Make a list of persons for whom you’re going to buy or assemble survival gifts. List what you think everyone needs. Depending on your financial situation and the needs of the people on your list, you might get one item or an entire kit. You also can coordinate with other relatives, friends and coworkers to buy different emergency supply items or to assemble kits as a group project, with each participant contributing one item to the kits. The reverse side of this Focus Sheet offers suggestions on holiday gifts that will help prepare your friends and neighbors for the next earthquake or emergency.

These are only suggestions for preparing your family. Use discretion and common sense in your preparations.

STEP 12: Gifts of Life

  • Less than $5
  • Bottled water: For drinking.
  • Dust mask: To reduce inhalation of dust particles.
  • Emergency (foil) blanket: For warmth.
  • Emergency reflectors (set of four): To warn approaching vehicles that a car is stopped or abandoned.
  • Local maps: To guide you if you need to use alternate routes to walk or drive to your destination.
  • Manual can opener: To open canned goods in an emergency food supply.
  • Nonperishable food: Dried fruit, unsalted nuts and other high-energy foods to provide nourishment and energy.
  • Safety lightsticks: To provide light, especially good for use by children.
  • Whistle: To signal, attract or call for help in an emergency.

$5-10

  • Books, games, toys: To provide comfort to children after an emergency.
  • Comfort and personal hygiene kit: Mouthwash, toothbrush, toothpaste, wet wipes, deodorant, sunscreen, etc.
  • Flashlight, spare bulb, and batteries: To provide light if power is out or the user needs to walk home at night.
  • Pocket knife: To cut rope or other materials.
  • Sturdy work gloves: To protect hands from sharp objects and debris.

$10-20

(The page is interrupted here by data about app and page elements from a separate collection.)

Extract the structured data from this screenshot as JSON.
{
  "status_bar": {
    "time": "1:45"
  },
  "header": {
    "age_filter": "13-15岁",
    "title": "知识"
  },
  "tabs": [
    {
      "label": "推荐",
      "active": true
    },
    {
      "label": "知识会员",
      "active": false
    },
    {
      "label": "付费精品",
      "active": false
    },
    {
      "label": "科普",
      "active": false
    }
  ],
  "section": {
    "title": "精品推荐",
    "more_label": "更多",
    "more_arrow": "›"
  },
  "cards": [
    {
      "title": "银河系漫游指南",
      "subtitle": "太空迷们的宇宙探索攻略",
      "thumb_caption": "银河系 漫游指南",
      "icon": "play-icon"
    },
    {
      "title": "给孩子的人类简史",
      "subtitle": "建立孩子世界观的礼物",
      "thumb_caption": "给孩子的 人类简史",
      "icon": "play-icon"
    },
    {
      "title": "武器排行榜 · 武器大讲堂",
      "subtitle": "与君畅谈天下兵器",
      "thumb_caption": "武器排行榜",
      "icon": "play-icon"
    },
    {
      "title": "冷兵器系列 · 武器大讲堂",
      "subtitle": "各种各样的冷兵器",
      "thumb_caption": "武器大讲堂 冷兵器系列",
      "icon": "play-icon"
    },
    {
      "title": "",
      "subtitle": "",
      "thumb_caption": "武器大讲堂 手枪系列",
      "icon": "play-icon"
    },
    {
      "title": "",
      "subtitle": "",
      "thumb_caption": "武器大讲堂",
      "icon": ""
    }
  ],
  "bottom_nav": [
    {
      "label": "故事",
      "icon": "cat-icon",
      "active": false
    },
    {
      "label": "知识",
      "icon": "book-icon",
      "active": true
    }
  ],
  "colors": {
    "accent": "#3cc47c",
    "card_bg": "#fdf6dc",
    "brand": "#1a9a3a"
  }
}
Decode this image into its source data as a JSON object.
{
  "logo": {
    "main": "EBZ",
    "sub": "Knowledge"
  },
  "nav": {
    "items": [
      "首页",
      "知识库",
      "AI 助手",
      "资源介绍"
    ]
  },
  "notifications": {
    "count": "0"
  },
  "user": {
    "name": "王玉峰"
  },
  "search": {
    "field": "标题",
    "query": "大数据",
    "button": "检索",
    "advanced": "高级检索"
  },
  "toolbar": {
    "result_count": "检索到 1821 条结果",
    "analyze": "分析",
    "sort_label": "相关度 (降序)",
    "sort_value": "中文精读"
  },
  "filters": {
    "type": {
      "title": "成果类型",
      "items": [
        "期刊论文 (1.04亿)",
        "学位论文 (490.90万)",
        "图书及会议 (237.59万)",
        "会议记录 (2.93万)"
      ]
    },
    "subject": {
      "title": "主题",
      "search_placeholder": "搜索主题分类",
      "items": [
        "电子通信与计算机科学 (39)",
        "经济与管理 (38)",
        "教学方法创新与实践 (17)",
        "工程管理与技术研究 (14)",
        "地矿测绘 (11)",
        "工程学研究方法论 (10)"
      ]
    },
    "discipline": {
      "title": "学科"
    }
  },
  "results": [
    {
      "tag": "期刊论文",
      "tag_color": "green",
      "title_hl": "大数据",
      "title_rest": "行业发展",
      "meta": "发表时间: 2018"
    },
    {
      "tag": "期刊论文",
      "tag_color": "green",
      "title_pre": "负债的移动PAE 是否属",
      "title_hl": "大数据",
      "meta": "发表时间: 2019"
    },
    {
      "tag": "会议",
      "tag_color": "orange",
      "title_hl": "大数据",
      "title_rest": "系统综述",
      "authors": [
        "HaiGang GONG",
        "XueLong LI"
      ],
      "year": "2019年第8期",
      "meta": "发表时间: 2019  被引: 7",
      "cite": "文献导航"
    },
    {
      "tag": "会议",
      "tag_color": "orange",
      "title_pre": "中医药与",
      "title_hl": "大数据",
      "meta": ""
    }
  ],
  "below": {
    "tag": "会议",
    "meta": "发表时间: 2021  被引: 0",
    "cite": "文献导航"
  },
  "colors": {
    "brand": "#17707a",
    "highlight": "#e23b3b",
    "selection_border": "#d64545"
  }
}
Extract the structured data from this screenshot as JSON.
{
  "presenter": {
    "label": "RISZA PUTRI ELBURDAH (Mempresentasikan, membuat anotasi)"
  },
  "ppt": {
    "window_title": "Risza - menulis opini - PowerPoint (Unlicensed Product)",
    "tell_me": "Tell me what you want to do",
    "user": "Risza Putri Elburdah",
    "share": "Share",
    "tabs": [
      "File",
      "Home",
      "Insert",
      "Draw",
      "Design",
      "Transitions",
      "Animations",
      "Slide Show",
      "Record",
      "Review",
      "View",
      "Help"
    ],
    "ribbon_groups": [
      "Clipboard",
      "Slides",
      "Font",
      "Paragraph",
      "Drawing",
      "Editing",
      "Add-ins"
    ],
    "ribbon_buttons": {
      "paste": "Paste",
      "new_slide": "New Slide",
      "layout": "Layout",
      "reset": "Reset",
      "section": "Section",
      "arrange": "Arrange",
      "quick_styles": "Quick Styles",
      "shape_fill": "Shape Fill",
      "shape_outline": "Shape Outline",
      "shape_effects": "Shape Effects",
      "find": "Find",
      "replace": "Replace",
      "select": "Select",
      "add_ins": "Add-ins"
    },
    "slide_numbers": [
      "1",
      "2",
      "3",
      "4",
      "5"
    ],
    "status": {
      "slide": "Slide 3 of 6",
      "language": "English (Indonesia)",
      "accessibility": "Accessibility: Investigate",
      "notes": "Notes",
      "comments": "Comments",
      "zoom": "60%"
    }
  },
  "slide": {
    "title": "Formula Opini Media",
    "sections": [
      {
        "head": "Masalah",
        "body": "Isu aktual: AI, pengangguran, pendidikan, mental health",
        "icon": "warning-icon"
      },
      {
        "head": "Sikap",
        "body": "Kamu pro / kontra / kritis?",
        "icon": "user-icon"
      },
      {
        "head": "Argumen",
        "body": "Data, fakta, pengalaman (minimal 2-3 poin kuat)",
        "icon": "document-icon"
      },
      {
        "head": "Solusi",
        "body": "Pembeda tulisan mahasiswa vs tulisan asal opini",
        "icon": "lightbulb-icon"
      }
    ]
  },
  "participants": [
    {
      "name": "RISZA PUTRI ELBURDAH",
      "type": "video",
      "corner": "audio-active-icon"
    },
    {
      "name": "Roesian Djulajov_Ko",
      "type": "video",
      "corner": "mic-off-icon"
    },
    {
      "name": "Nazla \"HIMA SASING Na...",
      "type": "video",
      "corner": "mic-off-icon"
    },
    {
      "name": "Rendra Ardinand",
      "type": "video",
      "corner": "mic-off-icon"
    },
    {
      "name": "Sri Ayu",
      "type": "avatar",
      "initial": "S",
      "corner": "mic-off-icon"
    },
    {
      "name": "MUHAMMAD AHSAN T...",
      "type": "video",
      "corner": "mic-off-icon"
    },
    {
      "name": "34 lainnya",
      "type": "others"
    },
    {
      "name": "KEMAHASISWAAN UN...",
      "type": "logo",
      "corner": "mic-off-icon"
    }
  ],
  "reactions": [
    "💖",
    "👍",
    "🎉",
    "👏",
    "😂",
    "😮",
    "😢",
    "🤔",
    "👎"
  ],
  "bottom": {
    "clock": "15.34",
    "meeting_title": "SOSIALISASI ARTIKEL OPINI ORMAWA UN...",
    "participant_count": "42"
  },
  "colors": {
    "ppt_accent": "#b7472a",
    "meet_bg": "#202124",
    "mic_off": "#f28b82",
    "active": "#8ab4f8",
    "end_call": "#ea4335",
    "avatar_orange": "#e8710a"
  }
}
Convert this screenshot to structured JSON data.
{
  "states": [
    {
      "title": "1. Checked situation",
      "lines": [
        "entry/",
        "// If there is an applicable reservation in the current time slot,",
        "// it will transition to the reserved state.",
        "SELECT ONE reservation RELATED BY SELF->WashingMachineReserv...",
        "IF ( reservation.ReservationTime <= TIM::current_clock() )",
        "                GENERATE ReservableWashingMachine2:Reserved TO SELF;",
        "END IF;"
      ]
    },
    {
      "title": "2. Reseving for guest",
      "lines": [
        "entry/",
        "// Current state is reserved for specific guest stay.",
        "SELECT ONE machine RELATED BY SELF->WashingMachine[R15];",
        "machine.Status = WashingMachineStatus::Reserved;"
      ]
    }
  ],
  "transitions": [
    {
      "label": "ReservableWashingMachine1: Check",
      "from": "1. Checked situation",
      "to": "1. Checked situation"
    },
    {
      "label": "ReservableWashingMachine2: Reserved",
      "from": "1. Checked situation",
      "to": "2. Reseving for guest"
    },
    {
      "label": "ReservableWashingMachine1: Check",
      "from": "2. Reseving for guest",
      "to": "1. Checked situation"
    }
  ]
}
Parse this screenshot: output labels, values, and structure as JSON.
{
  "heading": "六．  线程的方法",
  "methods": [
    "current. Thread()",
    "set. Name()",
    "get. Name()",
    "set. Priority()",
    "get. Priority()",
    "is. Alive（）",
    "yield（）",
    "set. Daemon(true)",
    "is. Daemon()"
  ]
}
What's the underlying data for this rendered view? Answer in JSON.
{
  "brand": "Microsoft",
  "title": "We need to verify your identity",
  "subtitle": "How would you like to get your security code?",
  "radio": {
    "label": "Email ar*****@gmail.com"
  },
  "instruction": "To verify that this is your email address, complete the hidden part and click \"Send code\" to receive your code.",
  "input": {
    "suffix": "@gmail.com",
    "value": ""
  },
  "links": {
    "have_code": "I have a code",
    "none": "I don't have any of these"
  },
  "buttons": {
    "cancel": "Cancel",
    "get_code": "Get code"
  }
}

  • Duffel bag or backpack: To store items that comprise an emergency kit.
  • First aid kit (for one) and book: To treat cuts, burns and abrasions.
  • Hand tools: Wrenches, crowbars, pliers, screwdrivers, etc., to help turn off utilities, remove debris, etc.
  • Multipurpose ABC-type fire extinguisher: To help combat small residential fires that might result from downed power lines, damaged wiring in appliances or other causes since firefighters might not be available for at least 72 hours.
  • Portable battery-operated radio: To provide access to information and instructions if power is disrupted.

Over $20

  • Camp stove or barbecue: To facilitate outdoor cooking should gas leaks or other factors make cooking indoors impractical.
  • Commercially made emergency kit: For home, office or car.
  • Lantern: To provide emergency lighting that does not rely on an open flame.
  • Sleeping bag: To provide warmth and comfort if you have to sleep outside.
  • Sturdy shoes: To protect feet from broken glass and other sharp objects.
  • Tent: To provide protection from rain, wind and other environmental elements.

This action sheet is produced as part of the Emergency Survival Program (ESP). ESP is an awareness campaign designed to increase individual and home emergency preparedness. ESP was developed by the County of Los Angeles. The California Governor’s Office of Emergency Services (OES) and representatives from Imperial, Inyo, Kern, Los Angeles, Mono, Orange, Riverside, San Bernardino, San Diego, San Luis Obispo, Santa Barbara, Ventura and Yuma counties assist in the development of campaign materials and coordination of the campaign.